Items listed in a dataset
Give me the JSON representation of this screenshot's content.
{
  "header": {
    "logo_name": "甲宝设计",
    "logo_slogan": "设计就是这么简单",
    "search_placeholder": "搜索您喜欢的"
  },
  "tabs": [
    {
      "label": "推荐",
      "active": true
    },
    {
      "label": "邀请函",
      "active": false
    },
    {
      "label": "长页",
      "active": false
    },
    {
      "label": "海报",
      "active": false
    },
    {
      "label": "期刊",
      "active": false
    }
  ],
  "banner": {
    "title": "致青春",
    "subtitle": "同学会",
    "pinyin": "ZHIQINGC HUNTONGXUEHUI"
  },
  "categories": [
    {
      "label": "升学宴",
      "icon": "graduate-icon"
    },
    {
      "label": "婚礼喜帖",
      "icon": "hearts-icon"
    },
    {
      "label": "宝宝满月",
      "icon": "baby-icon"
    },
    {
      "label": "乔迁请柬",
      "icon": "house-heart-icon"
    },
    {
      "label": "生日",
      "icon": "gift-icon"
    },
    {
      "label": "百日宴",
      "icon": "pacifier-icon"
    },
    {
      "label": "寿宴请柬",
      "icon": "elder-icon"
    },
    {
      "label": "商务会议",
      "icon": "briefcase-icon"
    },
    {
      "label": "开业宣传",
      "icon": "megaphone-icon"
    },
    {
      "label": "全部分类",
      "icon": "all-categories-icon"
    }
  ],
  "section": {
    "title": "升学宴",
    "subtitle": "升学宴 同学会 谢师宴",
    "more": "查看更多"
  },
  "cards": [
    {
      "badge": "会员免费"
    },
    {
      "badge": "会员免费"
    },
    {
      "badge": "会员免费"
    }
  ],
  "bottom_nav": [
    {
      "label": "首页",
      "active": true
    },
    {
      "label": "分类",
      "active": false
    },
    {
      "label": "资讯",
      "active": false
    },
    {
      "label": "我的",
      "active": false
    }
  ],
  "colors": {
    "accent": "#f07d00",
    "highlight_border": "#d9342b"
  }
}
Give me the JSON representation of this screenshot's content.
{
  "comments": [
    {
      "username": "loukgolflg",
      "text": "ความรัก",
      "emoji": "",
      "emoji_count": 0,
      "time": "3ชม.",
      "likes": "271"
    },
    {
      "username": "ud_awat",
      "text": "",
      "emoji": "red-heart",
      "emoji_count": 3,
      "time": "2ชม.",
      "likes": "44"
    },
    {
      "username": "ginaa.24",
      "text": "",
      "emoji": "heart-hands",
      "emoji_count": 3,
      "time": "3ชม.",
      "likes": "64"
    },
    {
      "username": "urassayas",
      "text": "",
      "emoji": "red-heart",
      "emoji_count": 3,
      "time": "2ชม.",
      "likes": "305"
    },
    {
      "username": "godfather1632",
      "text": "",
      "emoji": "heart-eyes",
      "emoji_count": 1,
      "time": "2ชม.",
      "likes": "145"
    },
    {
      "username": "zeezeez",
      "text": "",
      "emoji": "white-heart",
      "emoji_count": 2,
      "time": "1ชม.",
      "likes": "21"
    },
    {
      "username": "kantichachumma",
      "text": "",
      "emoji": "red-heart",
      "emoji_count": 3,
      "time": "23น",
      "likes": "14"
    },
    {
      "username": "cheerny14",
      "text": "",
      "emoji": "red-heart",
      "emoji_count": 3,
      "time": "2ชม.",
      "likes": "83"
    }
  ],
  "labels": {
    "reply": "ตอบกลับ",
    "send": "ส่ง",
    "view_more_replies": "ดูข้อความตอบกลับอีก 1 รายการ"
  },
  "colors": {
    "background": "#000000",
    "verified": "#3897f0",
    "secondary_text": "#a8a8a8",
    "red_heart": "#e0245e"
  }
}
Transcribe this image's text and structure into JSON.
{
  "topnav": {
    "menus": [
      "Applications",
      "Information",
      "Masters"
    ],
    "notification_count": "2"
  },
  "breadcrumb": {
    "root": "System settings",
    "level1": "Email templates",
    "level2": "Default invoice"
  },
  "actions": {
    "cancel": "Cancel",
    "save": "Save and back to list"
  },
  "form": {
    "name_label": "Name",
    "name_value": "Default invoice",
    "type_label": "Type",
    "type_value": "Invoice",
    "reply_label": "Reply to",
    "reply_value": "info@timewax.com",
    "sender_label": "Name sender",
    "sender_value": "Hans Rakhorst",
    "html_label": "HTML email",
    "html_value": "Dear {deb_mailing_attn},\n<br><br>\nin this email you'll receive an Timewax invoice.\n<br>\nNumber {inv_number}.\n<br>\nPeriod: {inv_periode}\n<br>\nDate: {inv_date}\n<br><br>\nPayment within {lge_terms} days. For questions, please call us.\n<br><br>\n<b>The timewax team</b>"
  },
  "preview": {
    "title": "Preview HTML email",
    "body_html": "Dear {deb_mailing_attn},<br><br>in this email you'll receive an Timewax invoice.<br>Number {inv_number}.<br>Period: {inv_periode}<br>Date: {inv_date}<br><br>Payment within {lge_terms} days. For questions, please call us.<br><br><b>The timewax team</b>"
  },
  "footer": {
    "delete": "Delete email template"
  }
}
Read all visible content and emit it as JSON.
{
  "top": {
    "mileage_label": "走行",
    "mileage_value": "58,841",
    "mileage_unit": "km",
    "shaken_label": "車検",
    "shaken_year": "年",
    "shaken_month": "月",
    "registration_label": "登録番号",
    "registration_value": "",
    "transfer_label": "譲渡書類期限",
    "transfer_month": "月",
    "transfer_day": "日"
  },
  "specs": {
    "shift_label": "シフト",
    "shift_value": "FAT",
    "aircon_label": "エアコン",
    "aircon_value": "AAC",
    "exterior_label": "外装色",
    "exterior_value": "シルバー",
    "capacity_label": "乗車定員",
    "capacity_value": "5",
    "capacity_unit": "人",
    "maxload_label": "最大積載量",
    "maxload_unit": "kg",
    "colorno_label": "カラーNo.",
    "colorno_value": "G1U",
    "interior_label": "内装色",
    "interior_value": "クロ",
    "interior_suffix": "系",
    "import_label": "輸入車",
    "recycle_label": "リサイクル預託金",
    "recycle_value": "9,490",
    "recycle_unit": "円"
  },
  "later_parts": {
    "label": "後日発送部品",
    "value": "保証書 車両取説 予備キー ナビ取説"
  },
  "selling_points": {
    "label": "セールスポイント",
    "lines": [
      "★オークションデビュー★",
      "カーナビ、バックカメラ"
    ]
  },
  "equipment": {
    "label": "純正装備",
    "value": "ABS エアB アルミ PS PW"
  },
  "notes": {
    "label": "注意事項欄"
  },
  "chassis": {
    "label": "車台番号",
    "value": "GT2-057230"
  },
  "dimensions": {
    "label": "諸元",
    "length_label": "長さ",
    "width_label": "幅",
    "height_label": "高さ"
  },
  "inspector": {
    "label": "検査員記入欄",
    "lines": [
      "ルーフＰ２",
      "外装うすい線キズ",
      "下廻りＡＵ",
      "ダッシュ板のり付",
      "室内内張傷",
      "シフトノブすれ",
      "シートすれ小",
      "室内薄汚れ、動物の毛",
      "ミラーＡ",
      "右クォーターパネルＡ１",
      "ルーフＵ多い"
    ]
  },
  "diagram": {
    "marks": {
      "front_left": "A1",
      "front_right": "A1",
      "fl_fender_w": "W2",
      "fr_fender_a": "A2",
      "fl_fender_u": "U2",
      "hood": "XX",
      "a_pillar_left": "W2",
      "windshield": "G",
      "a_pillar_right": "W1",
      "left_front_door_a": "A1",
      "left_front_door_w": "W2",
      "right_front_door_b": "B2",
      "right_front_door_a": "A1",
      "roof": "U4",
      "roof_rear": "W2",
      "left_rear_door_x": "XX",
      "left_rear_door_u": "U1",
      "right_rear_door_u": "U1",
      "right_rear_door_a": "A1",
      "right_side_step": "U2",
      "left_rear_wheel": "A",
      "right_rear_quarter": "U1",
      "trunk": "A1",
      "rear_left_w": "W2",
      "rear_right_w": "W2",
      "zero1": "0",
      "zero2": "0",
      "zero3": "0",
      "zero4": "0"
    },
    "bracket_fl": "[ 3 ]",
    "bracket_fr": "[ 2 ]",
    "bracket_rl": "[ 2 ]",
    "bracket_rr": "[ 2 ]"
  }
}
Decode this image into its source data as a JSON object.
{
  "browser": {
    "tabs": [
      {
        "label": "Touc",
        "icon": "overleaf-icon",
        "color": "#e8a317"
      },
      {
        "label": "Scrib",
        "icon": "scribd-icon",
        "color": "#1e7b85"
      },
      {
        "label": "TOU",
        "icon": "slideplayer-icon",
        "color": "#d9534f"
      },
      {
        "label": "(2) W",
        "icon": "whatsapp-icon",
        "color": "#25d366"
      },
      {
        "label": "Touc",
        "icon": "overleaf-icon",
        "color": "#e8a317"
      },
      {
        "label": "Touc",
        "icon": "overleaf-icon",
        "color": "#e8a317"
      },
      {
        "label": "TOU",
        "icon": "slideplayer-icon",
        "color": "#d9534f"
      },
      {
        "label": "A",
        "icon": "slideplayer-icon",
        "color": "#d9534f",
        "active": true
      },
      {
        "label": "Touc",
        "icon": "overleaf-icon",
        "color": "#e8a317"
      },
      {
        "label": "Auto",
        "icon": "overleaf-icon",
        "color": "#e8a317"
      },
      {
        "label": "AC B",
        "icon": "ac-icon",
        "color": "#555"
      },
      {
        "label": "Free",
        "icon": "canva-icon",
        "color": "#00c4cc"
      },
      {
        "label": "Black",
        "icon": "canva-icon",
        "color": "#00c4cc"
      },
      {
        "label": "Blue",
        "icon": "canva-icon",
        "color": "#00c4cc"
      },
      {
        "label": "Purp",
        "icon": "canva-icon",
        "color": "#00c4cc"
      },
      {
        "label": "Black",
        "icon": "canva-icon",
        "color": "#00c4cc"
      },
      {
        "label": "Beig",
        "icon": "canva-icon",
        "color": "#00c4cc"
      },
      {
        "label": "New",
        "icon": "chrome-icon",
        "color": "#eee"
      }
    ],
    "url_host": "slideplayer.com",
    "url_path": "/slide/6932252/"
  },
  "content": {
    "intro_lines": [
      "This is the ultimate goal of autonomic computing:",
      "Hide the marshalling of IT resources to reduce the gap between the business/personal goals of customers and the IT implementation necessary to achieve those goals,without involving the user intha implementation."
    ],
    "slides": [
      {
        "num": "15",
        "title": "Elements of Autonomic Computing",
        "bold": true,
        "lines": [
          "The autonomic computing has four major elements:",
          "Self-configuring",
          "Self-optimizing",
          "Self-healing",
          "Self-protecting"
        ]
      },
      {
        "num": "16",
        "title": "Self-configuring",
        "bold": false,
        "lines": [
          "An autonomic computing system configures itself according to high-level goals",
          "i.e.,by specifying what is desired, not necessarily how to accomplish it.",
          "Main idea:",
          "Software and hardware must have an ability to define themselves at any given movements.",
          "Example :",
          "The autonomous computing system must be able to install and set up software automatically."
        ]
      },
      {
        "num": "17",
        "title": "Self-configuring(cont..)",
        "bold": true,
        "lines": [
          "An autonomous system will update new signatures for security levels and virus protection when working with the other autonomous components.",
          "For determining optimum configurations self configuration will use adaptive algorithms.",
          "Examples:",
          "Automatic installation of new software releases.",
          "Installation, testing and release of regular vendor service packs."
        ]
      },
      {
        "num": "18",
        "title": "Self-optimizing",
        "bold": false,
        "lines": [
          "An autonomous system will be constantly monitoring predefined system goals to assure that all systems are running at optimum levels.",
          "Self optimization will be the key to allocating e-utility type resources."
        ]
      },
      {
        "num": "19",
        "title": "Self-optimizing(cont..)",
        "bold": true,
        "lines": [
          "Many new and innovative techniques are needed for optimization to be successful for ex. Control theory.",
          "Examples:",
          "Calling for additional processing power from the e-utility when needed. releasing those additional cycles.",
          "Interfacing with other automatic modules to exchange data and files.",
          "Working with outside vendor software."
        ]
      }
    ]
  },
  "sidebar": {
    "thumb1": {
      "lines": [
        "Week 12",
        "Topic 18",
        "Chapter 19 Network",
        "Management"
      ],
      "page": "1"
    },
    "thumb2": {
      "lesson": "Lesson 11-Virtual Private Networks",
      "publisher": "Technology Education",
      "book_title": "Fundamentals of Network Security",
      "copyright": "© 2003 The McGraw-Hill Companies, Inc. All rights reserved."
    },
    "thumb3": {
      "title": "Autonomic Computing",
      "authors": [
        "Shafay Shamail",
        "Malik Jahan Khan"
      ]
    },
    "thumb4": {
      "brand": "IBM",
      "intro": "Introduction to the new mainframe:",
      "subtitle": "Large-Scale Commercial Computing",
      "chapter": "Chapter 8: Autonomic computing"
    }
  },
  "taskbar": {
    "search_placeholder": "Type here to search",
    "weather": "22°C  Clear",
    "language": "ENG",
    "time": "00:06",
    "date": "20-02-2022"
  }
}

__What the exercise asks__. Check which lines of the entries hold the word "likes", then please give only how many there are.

__Task output__. 8